9/27/2012

            CLARKSVILLE, Tenn. – Several years ago, a group of Austin Peay State University graduates endowed the African American Alumni Scholarship fund to provide African-American students with the opportunity to earn a college education. After a successful initial investment, financial support for the scholarship slowly dried up. In the last few years, it has sat dormant, unable to provide assistance for deserving students.

            But that’s about to change. Earlier this year, the APSU Advancement Office suggested that the Wilbur N. Daniel African American Cultural Center take over the scholarship, and the two departments have now embarked on an aggressive new fundraising campaign to make that fund viable again.

            “The center’s advisory committee is actually starting the criteria development process for this scholarship,” Henderson Hill III, director of the cultural center, said. “Right now, we’re in the fundraising process. And my hope is that the mentality will start to be as we graduate students and they become alumni that they will invest back into this program.”

            In July, the center sent out pledge cards to hundreds of African-American alumni and supporters of the center. But Hill specified that the scholarship fund provides a worthy opportunity for anyone looking to support APSU.

“We want friends of the center, friends of the institution, former alumni, not just African-Americans, but those who just understand the importance of this type of work to help give back,” he said. “We’ve had some pretty positive responses.”

            This new fundraising campaign also seeks to recognize the hard work of African-American students graduating from the University.
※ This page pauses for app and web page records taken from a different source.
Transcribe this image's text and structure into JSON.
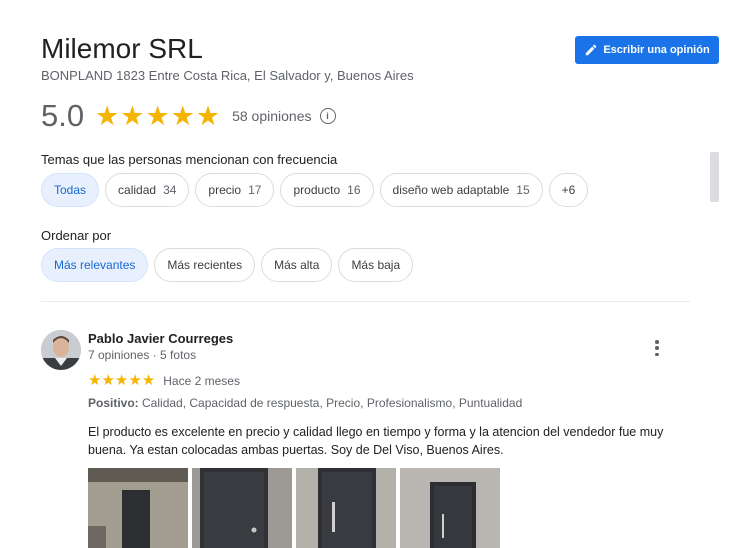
{
  "business": {
    "name": "Milemor SRL",
    "address": "BONPLAND 1823 Entre Costa Rica, El Salvador y, Buenos Aires",
    "write_review_label": "Escribir una opinión",
    "rating": "5.0",
    "rating_value": 5,
    "rating_max": 5,
    "reviews_count": "58 opiniones"
  },
  "topics": {
    "heading": "Temas que las personas mencionan con frecuencia",
    "chips": [
      {
        "label": "Todas",
        "count": ""
      },
      {
        "label": "calidad",
        "count": "34"
      },
      {
        "label": "precio",
        "count": "17"
      },
      {
        "label": "producto",
        "count": "16"
      },
      {
        "label": "diseño web adaptable",
        "count": "15"
      },
      {
        "label": "+6",
        "count": ""
      }
    ]
  },
  "sort": {
    "heading": "Ordenar por",
    "options": [
      "Más relevantes",
      "Más recientes",
      "Más alta",
      "Más baja"
    ],
    "selected": "Más relevantes"
  },
  "review": {
    "author": "Pablo Javier Courreges",
    "meta": "7 opiniones · 5 fotos",
    "stars": 5,
    "date": "Hace 2 meses",
    "positive_label": "Positivo:",
    "positive_text": "Calidad, Capacidad de respuesta, Precio, Profesionalismo, Puntualidad",
    "text": "El producto es excelente en precio y calidad llego en tiempo y forma y la atencion del vendedor fue muy buena. Ya estan colocadas ambas puertas. Soy de Del Viso, Buenos Aires."
  },
  "icons": {
    "write": "pencil-icon",
    "info": "info-icon",
    "more": "more-vert-icon",
    "star": "star-icon"
  },
  "colors": {
    "accent": "#1a73e8",
    "star": "#f4b400",
    "chip_active_bg": "#e8f0fe",
    "chip_active_text": "#1967d2"
  }
}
Donors are encouraged to support the center’s African American Graduate Recognition Ceremony, which honors these students in the fall and spring the day before they graduate.

           “The ceremony is for all African-American students who wish to participate, the same way military students, nursing students and business students have their own recognition ceremonies,” Hill said. “Our graduates, some of them are first generation and for them to have their parents and even grandparents there is a really, really big deal. Some are nontraditional, and for their children to see them go through this process is very heartwarming.”

            The ceremony is free for the students, and they receive complimentary Kente stoles to wear at graduation. Last spring, about 50 students participated in the event. As more students graduate, this becomes a financial struggle for the center to host.

            “We’re able to do it more effectively if we have more support,” Hill said. “The students don’t have to pay for anything. We do the whole program, we pay for the people on the program, and we pay for the reception for them and their family. We have a photographer. We pay for all that. It helps when we can offset the cost with some type of financial support.”

            “When alumni and friends donate to the African American Scholarship and the Recognition Ceremony it shows the value they place on the educational experience at Austin Peay,” Kimberly Scott, APSU director of annual giving, said. “Your support is an investment that will help students achieve their hopes and dreams now and in the future. I hope that everyone will take the opportunity today to change a student’s life by making a donation.”

            For more information on the ceremony, the scholarship fund, or to make a donation, contact the WNDAACC at www.apsu.edu/aacc.